Publication Date: 11/1/2005
Citation: Hyman, J.R., Simon, P.W. 2005. Sequence Tagged Microsatelite Sites for Carrot (Daucus Carota L.). Molecular Breeding. 16:1-10.

Interpretive Summary: Molecular DNA markers allow plant breeders to select plants with the desired genetic material while they are in the seedling stage, reducing the size and expense of field trials as well as the time to market. The majority of molecular DNA markers currently available in carrot indicate whether a fragment of DNA is present but cannot discriminate between the presence of one copy or two of the desired fragment. We have developed molecular DNA markers that can be used to determine whether there are zero, one or two copies of a specific DNA fragment in an individual plant. These markers are of interest to carrot geneticists, breeders and growers who want to decrease the expense and time required to bring new carrot varieties to market.

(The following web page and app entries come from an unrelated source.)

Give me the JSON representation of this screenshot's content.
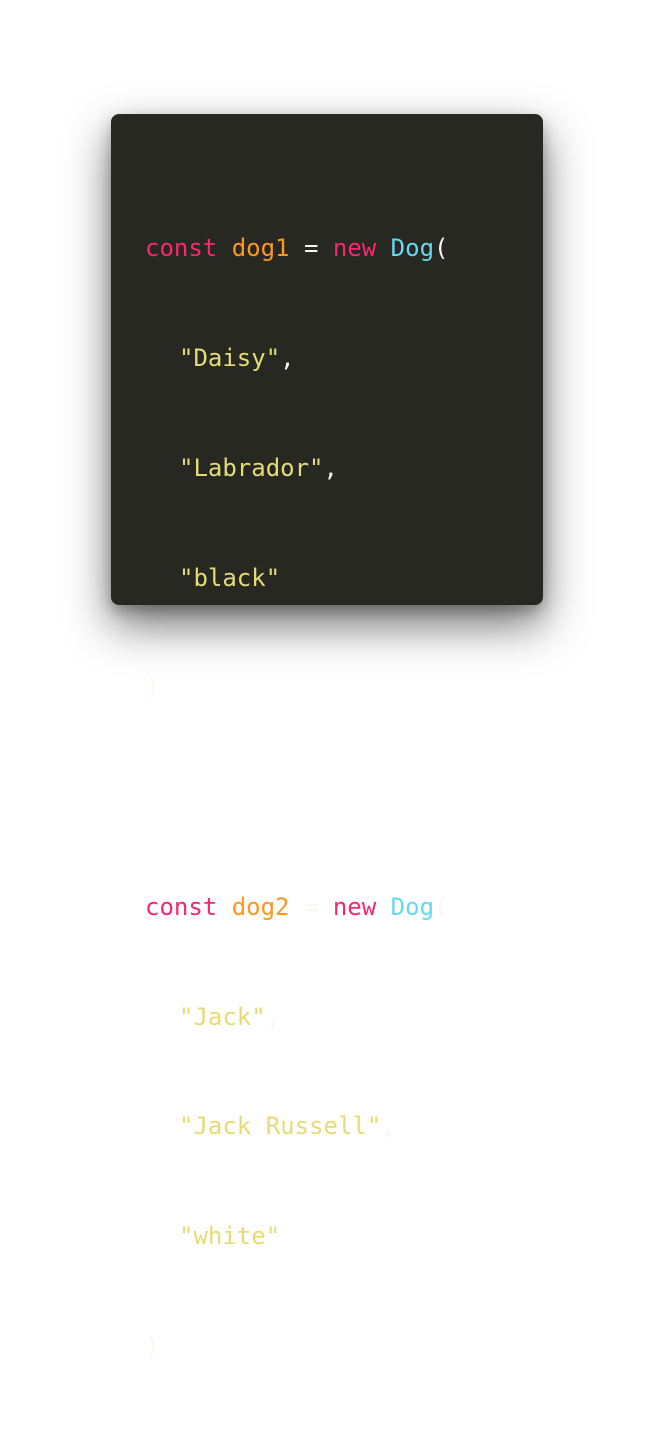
{
  "blocks": [
    {
      "keyword": "const",
      "name": "dog1",
      "op": "=",
      "new": "new",
      "class": "Dog",
      "open": "(",
      "args": [
        "\"Daisy\"",
        "\"Labrador\"",
        "\"black\""
      ],
      "close": ")"
    },
    {
      "keyword": "const",
      "name": "dog2",
      "op": "=",
      "new": "new",
      "class": "Dog",
      "open": "(",
      "args": [
        "\"Jack\"",
        "\"Jack Russell\"",
        "\"white\""
      ],
      "close": ")"
    }
  ],
  "punctuation": {
    "comma": ","
  },
  "theme": {
    "background": "#272822",
    "keyword": "#f92672",
    "variable": "#fd971f",
    "class": "#66d9ef",
    "string": "#e6db74",
    "plain": "#f8f8f2"
  }
}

Technical Abstract: The efficiency of linkage mapping is greatly reduced when dominant molecular markers are used. However, few co-dominant molecular markers are available for use in genetic studies on carrot. We have created plasmid libraries enriched for carrot microsatellites as an initial step in generating sequence tagged microsatellite sites (STMS) for use as co-dominant markers. Single and serial enrichments for di-nucleotide repeats (AC) and (AG) were prepared from DNA cut with five restriction enzymes. Of 331 sequenced clones, 200 contained unique fragments of which 178 contained microsatellites. Although the library was simultaneously enriched for (AC) and (AG), (AG)4+ was much more prevalent (120 clones) than (AC)4+ (75 clones). Regions flanking the (AC) or (AG) repeats contained numerous di-nucleotide and mono-nucleotide repeats. Presence of (A)6+ repeats were positively correlated (r = 24.0%) with (AC) but negatively correlated (r = -15.5%) with (AG) repeats whereas presence of (C)6+ repeats were positively correlated (r = 21.2%) with (AG) but negatively correlated (r = -19.3%) with (AC) repeats. The number of enrichment steps was positively correlated with the length of the microsatellites isolated (r = 31.9%) and the number of duplicated fragments (r = 33.8%) obtained from Sch I derived clones. No significant correlation was observed for these parameters for clones derived from the other restriction enzymes used. Twenty four primer sets designed from a sample of sequences containing 10 or more uninterrupted repeat units produced eight scorable STMS in a segregating F2 carrot population. Although two of these STMS were scored as dominant markers due to the stuttering of bands, all eight markers have been mapped using this population. This is the first report of STMS being generated from a plasmid library which can now be used to create additional STMS for increasing the efficiency of mapping and selection of desirable traits in carrot.